- Data about app and page elements:
Start of Block
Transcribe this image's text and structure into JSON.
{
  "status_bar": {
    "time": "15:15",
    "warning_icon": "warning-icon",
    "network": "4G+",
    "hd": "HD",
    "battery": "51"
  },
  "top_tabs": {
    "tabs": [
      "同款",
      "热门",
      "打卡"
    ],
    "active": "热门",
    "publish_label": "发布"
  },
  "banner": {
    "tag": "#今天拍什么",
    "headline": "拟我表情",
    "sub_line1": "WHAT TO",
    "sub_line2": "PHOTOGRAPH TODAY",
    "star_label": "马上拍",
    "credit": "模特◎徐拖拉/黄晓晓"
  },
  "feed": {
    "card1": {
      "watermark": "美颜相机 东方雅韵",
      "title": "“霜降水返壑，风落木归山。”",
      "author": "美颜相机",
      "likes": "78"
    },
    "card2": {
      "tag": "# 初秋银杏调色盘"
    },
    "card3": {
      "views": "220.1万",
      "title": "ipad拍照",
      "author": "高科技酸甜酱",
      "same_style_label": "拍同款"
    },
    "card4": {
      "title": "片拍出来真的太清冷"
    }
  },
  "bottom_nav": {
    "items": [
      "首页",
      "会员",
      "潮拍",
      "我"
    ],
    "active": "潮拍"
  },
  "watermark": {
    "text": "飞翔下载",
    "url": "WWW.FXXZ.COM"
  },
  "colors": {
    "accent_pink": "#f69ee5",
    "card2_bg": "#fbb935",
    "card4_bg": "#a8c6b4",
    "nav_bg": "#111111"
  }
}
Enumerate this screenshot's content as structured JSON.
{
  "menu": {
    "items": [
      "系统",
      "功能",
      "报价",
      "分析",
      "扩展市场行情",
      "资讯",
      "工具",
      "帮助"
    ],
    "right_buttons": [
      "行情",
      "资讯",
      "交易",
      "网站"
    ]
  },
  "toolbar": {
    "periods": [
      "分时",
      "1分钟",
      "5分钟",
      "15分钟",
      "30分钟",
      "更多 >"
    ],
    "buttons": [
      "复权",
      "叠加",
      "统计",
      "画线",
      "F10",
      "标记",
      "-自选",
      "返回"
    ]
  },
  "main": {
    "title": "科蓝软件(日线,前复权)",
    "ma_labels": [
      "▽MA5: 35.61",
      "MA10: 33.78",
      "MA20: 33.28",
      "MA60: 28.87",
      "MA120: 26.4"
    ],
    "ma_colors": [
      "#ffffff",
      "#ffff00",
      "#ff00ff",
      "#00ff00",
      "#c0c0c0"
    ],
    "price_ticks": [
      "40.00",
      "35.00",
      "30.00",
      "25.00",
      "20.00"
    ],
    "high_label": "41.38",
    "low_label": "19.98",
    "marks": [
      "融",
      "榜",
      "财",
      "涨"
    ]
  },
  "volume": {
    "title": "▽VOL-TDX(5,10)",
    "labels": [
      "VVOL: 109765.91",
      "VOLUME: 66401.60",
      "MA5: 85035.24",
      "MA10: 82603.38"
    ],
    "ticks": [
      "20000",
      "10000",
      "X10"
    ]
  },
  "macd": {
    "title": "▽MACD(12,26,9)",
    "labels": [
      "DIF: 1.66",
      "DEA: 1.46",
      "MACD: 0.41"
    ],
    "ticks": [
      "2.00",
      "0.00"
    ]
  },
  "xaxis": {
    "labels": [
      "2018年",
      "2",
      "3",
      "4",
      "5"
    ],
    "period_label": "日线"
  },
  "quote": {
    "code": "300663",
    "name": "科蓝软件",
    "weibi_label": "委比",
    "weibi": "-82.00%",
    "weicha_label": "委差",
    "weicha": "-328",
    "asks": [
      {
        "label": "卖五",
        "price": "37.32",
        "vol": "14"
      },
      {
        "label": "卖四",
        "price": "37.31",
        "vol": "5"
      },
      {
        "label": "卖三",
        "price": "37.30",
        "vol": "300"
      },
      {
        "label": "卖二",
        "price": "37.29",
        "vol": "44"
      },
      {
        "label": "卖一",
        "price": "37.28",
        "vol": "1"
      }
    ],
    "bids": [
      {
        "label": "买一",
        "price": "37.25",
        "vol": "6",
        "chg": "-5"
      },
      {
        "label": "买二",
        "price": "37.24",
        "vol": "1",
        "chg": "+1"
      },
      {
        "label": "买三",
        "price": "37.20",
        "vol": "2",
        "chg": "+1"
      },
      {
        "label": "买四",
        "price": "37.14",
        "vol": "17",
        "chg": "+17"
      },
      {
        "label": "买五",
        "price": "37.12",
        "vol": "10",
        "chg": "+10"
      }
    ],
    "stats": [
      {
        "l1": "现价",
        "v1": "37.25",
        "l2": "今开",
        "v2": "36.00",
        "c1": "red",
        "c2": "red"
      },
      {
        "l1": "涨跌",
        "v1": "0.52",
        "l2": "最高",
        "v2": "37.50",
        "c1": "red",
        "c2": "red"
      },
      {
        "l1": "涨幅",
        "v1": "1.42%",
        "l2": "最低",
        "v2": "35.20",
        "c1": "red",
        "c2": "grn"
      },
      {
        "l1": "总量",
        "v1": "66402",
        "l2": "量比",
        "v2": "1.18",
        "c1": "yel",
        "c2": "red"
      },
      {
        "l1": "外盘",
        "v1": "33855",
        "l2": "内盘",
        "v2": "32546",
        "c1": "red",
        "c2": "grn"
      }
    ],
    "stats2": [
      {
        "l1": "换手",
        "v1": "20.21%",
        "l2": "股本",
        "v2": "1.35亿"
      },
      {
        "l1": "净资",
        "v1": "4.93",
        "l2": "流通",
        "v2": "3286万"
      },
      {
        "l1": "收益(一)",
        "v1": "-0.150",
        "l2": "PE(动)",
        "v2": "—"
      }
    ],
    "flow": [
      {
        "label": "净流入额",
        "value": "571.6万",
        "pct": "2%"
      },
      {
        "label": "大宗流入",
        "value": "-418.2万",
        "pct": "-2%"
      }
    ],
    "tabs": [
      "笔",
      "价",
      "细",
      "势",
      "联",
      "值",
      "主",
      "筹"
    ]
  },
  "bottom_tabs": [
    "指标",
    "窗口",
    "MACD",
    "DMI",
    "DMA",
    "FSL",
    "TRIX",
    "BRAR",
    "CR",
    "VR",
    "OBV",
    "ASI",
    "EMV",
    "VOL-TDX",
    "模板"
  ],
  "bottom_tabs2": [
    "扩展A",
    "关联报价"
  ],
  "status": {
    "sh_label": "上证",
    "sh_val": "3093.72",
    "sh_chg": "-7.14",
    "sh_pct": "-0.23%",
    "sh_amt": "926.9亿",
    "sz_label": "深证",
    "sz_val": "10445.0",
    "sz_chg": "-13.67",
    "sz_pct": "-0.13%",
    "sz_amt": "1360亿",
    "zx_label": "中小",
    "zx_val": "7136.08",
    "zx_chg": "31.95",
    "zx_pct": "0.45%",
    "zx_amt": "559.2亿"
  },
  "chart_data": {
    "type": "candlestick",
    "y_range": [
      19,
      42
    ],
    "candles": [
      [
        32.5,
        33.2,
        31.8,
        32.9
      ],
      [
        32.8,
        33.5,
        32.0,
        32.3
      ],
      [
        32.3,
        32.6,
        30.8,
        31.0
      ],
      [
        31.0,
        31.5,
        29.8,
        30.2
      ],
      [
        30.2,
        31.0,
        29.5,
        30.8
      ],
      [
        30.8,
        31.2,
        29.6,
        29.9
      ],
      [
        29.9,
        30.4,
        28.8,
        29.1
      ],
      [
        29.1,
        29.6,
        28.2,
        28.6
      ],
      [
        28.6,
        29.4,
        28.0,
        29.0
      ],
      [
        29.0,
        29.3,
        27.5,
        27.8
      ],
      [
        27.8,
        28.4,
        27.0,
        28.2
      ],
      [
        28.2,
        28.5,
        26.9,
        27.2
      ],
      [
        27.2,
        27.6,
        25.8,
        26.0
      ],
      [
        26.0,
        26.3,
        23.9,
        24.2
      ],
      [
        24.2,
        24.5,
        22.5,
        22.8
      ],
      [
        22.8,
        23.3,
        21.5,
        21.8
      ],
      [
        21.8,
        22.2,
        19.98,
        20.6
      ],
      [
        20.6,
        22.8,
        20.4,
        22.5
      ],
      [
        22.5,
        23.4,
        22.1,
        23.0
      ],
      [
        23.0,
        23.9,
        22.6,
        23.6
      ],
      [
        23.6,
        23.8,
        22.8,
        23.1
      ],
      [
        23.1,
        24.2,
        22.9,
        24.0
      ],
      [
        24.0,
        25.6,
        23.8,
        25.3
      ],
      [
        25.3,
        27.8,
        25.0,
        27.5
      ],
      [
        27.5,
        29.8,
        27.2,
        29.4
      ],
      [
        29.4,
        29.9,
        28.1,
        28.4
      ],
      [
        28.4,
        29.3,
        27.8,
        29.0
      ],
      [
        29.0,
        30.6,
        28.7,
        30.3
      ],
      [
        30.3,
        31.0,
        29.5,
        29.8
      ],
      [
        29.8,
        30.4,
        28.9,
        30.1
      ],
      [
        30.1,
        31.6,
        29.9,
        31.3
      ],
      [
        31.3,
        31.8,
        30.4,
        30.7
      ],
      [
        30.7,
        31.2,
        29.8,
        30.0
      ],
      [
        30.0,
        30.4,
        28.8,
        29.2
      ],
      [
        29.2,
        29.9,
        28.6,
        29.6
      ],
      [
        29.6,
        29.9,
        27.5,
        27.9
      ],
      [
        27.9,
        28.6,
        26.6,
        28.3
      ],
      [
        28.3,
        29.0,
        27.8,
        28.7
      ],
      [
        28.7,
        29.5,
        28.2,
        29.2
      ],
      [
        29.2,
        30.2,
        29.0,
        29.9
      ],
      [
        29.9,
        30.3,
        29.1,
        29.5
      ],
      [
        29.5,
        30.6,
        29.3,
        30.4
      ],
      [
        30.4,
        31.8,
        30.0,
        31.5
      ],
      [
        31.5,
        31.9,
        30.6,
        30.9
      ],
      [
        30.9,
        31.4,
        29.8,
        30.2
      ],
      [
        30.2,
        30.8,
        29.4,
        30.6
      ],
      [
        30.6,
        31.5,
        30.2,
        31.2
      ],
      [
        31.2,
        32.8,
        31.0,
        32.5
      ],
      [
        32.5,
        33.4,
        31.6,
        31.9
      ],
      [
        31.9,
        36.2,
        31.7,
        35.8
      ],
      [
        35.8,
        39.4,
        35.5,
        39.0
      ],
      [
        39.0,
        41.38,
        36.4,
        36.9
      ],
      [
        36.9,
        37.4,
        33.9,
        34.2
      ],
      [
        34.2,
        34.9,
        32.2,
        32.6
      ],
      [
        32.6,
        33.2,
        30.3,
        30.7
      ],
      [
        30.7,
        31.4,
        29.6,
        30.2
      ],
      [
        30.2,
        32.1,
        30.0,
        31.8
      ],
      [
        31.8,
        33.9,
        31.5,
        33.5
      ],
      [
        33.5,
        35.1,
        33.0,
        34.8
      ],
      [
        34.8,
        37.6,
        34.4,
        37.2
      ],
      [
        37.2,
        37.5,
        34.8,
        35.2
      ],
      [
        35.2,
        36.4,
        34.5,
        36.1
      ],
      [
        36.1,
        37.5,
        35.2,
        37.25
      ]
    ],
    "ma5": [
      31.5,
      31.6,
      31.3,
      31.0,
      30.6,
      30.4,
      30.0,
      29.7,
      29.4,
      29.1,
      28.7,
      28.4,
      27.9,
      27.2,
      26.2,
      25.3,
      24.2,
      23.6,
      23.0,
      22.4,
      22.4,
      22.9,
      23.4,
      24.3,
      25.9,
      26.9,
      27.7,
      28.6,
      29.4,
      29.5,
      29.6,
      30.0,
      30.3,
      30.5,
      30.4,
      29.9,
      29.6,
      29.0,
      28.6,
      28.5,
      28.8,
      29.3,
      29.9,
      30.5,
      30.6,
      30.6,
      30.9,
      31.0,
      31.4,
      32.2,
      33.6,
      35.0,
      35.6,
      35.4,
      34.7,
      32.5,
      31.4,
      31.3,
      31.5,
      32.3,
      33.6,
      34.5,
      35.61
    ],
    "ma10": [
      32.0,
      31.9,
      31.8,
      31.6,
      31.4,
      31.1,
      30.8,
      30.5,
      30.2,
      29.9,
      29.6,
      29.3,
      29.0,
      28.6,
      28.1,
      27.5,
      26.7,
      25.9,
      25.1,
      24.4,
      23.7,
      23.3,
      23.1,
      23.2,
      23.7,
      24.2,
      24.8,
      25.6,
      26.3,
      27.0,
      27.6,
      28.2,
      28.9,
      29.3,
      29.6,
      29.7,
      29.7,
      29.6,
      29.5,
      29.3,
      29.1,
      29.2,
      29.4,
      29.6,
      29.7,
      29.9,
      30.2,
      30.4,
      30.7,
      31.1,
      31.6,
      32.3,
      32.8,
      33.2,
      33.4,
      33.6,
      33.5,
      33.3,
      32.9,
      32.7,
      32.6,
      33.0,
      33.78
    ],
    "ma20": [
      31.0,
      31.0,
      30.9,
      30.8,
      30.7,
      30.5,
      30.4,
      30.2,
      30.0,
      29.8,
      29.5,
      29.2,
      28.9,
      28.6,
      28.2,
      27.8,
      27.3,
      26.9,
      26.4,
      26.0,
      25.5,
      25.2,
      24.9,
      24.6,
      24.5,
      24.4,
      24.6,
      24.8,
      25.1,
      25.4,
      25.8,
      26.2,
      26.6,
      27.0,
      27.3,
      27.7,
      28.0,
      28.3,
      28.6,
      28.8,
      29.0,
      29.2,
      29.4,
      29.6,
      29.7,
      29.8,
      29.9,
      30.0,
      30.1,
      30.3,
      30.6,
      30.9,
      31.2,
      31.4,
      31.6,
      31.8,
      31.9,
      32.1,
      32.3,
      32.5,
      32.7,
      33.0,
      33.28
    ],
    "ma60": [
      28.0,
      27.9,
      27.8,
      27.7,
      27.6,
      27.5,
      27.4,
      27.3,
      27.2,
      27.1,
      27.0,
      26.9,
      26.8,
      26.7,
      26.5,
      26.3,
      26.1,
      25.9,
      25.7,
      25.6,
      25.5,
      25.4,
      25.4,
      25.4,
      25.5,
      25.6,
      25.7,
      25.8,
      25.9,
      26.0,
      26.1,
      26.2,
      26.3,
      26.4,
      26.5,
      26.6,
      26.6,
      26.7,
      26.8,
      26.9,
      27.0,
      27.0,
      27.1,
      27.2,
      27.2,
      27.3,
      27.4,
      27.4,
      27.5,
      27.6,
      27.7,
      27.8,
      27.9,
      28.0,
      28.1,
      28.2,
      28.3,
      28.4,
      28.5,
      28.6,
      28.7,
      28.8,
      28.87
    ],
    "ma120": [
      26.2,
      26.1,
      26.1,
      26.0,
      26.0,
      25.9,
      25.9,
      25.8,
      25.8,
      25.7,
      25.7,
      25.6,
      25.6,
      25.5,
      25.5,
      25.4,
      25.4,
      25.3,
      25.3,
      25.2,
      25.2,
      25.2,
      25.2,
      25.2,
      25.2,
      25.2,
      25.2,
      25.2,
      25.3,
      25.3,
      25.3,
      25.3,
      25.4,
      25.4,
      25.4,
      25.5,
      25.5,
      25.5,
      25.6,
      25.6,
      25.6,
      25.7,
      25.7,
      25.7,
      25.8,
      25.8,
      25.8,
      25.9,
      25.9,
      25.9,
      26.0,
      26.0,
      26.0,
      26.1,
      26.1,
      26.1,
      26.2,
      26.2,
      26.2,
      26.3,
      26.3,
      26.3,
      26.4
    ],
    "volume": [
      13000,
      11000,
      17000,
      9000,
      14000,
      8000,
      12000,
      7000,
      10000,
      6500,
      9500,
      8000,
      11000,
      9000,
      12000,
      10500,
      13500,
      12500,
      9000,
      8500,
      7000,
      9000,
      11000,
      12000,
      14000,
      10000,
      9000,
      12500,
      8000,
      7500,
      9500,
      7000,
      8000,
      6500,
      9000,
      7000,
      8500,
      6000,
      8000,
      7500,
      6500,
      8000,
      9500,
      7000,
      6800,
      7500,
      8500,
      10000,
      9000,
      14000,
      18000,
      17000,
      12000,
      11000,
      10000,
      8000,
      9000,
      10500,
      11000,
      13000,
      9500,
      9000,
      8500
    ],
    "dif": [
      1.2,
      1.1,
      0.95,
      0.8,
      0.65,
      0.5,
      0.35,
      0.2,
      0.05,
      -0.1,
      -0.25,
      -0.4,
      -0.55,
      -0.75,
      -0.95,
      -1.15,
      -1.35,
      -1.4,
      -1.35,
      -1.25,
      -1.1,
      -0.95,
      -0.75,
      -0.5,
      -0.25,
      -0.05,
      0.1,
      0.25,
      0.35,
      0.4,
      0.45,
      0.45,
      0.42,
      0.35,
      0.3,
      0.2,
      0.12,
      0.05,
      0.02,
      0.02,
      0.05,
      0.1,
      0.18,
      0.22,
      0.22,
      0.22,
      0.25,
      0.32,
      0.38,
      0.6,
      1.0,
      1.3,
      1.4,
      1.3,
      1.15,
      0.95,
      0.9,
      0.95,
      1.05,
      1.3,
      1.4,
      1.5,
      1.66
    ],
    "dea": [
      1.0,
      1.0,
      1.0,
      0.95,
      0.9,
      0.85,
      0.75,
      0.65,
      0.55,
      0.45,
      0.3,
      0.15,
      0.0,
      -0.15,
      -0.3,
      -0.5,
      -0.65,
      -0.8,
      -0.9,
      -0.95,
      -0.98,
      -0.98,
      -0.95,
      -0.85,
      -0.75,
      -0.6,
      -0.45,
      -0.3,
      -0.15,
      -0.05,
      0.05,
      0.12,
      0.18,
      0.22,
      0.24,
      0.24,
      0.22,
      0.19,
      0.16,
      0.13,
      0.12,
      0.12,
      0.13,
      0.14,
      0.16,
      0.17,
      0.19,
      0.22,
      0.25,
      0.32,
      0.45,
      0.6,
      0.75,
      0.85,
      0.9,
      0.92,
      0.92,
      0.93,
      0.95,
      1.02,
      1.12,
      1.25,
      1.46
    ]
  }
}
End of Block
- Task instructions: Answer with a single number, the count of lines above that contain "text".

- Solution: 2